Cancer Incidence in HIV-Infected Versus Uninfected Veterans: Comparison of Cancer Registry and ICD-9 Code Diagnoses*Corresponding Author: Lesley S Park, Department of Chronic Disease Epidemiology, Yale School of Public Health, P.O. Box 208034, New Haven, CT 06520- 8034, USA, Tel: (703) 835-1987, Fax: (203) 785-6980, Email: [email protected]
Received Date: Apr 04, 2014 / Accepted Date: Jun 23, 2014 / Published Date: Jun 30, 2014
Citation: Park LS, Tate JP, Rodriguez-Barradas MC, Rimland D, Goetz MB, et al. (2014) Cancer Incidence in HIV-Infected Versus Uninfected Veterans: Comparison of Cancer Registry and ICD-9 Code Diagnoses. J AIDS Clin Res 5:318.DOI: 10.4172/2155-6113.1000318
Copyright: © 2014 Park LS, et al. This is an open-access article distributed under the terms of the Creative Commons Attribution License, which permits unrestricted use, distribution, and reproduction in any medium, provided the original author and source are credited.
Background: Given the growing interest in the cancer burden in persons living with HIV/AIDS, we examined the validity of data sources for cancer diagnoses (cancer registry versus International Classification of Diseases, Ninth Revision [ICD-9 codes]) and compared the association between HIV status and cancer risk using each data source in the Veterans Aging Cohort Study (VACS), a prospective cohort of HIV-infected and uninfected veterans from 1996 to 2008.
Methods: We reviewed charts to confirm potential incident cancers at four VACS sites.
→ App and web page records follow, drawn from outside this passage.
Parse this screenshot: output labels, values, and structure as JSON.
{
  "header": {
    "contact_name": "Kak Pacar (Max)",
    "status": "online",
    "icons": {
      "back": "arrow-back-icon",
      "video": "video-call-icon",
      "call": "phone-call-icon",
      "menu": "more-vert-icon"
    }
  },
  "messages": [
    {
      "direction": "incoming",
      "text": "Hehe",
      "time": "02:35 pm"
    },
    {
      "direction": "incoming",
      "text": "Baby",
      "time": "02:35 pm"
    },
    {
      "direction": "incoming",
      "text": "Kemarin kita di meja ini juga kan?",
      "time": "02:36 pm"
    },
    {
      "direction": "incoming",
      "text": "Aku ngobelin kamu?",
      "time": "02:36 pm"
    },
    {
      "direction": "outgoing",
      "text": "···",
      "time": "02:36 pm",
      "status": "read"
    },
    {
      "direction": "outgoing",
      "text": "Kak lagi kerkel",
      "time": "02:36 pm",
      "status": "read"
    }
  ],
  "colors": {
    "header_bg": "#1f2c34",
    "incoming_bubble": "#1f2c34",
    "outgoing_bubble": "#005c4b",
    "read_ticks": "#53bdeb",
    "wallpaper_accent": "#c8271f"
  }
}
In the entire cohort, we calculated cancer-type-specific age-, sex-, race/ethnicity-, and calendar-period-standardized incidence rates and incidence rate ratios (IRR) (HIV-infected versus uninfected). We calculated standardized incidence ratios (SIR) to compare VACS and Surveillance, Epidemiology, and End Results rates.
Results: Compared to chart review, both Veterans Affairs Central Cancer Registry (VACCR) and ICD-9 diagnoses had approximately 90% sensitivity; however, VACCR had higher positive predictive value (96% versus 63%). There were 6,010 VACCR and 13,386 ICD-9 incident cancers among 116,072 veterans. Although ICD-9 rates tended to be double VACCR rates, most IRRs were in the same direction and of similar magnitude, regardless of data source. Using source, all cancers combined, most viral-infection-related cancers, lung cancer, melanoma, and leukemia had significantly elevated IRRs. Using ICD-9, eight additional IRRs were significantly elevated, most likely due to false positive diagnoses. Most ICD-9 SIRs were significantly elevated and all were higher than the corresponding VACCR SIR.
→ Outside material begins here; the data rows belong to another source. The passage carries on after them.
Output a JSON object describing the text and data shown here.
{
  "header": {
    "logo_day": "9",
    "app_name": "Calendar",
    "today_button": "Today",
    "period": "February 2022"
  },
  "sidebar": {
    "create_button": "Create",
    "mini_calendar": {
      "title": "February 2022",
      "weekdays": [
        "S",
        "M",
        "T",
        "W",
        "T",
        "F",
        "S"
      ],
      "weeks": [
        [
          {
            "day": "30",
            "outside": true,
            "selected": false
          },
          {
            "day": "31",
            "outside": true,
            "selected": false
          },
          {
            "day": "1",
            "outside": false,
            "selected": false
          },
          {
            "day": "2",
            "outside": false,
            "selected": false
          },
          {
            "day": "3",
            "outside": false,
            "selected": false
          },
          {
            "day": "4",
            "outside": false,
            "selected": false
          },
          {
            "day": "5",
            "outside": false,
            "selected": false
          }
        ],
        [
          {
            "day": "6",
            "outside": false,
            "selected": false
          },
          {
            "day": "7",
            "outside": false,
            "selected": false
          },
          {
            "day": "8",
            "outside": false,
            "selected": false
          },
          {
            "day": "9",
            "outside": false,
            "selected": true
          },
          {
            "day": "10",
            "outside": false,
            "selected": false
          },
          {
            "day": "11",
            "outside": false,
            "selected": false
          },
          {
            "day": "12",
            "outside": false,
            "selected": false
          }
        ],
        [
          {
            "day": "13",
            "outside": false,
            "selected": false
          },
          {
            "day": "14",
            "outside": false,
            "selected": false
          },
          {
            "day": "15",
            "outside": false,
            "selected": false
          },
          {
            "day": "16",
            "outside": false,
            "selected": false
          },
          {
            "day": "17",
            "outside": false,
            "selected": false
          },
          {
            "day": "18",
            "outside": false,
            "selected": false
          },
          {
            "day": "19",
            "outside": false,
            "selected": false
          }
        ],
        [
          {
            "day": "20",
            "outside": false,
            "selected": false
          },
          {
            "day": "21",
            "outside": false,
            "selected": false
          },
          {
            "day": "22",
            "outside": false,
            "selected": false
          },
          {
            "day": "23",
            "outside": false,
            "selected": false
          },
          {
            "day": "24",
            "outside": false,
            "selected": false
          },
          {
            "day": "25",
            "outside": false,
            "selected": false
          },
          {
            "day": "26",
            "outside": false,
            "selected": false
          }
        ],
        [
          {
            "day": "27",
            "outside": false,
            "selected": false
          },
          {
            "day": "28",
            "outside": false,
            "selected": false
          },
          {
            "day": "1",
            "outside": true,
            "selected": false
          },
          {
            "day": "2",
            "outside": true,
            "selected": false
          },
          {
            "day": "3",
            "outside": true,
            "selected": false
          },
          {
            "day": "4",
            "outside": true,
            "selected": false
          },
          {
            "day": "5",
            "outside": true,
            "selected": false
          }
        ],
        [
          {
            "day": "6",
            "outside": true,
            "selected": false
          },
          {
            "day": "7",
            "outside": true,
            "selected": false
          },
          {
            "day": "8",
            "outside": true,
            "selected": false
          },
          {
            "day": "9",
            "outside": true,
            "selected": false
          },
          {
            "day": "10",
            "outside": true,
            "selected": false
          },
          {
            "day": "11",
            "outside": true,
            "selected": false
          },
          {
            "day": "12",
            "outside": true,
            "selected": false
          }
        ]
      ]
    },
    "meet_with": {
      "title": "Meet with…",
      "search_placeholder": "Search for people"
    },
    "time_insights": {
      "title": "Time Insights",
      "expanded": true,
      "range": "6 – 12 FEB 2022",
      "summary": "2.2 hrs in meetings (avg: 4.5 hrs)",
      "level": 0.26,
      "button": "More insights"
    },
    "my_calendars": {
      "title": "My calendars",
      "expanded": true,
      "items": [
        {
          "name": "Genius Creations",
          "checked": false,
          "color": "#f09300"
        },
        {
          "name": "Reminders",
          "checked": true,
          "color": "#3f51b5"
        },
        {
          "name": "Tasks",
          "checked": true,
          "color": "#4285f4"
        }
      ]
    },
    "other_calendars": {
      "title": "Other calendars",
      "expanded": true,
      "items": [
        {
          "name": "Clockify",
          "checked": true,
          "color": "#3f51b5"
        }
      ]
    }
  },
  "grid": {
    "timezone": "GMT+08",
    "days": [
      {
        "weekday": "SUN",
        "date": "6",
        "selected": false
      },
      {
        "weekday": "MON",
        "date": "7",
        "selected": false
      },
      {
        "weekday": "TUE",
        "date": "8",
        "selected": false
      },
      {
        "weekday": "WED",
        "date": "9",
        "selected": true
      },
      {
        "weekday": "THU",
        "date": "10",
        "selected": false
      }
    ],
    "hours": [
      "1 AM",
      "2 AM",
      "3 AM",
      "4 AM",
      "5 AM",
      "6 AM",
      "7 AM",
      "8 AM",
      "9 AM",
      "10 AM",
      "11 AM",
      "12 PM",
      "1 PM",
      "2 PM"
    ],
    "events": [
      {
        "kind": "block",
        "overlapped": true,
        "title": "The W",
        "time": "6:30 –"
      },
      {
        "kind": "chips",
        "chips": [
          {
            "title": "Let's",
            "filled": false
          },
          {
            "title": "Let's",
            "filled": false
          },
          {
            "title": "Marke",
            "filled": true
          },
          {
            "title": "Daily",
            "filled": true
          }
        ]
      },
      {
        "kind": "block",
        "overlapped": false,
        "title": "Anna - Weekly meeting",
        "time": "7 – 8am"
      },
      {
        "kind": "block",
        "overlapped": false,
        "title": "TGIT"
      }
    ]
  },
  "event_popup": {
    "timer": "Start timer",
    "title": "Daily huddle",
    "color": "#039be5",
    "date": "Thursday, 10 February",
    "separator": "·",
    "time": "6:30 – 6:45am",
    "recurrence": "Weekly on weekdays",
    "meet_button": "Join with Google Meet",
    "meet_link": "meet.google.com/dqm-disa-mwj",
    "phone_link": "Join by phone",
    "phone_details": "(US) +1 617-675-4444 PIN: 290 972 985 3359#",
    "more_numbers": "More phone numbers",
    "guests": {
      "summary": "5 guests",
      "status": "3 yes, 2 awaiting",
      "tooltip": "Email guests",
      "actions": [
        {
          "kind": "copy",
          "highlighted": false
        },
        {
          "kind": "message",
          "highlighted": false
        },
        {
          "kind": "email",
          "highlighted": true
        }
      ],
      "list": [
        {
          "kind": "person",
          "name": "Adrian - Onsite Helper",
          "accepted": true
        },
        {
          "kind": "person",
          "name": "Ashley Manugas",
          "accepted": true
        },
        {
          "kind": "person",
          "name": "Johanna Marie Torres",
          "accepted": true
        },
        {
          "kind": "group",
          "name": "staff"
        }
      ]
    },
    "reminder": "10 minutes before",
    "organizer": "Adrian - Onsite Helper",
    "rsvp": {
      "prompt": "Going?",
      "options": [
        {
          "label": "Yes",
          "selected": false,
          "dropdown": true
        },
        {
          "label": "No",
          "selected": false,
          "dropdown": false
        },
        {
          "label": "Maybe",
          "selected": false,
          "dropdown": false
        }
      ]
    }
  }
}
Conclusions: ICD-9 may be used with caution for estimating IRRs, but should be avoided when estimating incidence or SIRs. Elevated cancer risk based on VACCR diagnoses among HIV-infected veterans was consistent with other studies.